Listed entries -
╔══
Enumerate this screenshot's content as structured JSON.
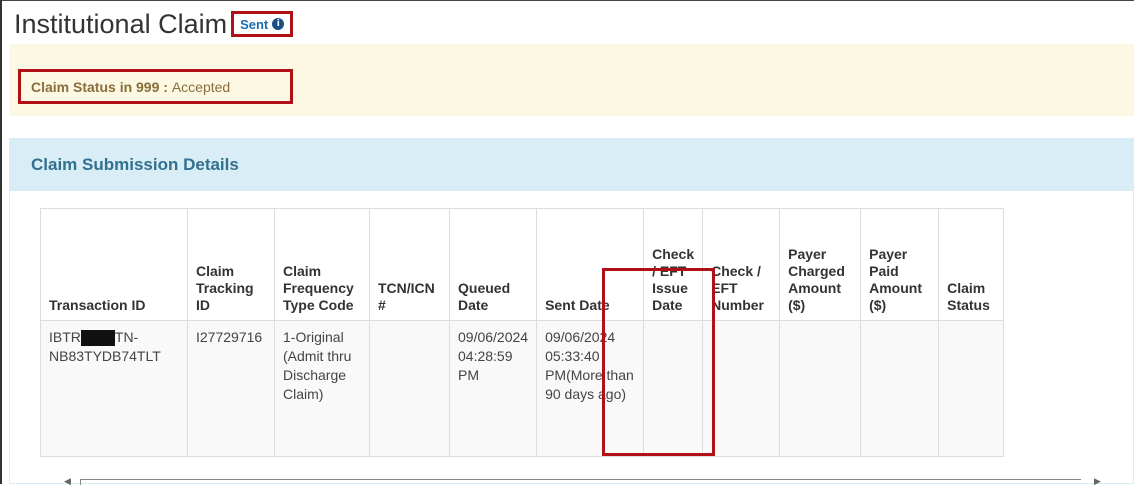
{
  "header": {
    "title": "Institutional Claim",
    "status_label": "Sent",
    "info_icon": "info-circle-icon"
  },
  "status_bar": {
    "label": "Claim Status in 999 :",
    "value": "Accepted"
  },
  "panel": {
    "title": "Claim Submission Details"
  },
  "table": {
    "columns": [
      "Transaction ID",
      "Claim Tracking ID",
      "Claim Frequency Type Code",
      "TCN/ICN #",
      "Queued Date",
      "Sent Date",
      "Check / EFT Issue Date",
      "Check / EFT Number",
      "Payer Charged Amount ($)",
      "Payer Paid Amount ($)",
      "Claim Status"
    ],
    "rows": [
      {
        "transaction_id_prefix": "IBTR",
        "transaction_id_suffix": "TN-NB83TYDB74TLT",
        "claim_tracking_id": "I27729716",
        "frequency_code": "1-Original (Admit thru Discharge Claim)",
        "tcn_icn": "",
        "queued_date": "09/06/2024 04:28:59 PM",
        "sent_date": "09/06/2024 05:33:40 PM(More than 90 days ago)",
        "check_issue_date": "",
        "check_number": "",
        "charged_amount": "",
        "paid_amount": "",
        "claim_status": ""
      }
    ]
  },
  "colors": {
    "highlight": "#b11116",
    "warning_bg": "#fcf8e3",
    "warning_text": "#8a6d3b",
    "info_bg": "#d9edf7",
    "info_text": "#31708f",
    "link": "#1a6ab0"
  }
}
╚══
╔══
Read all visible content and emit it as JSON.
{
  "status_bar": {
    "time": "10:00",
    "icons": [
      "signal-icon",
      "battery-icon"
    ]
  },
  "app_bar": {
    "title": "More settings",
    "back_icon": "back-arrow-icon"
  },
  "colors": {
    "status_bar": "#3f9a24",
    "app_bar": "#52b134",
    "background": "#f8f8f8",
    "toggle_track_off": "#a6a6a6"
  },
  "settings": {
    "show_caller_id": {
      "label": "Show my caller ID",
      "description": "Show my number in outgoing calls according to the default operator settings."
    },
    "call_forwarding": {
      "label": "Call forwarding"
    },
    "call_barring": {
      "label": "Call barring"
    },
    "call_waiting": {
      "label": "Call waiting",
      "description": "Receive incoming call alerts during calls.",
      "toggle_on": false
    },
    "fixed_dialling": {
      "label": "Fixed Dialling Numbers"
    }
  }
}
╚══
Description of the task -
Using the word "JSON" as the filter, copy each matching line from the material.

Solution to this task -
Enumerate this screenshot's content as structured JSON.
Read all visible content and emit it as JSON.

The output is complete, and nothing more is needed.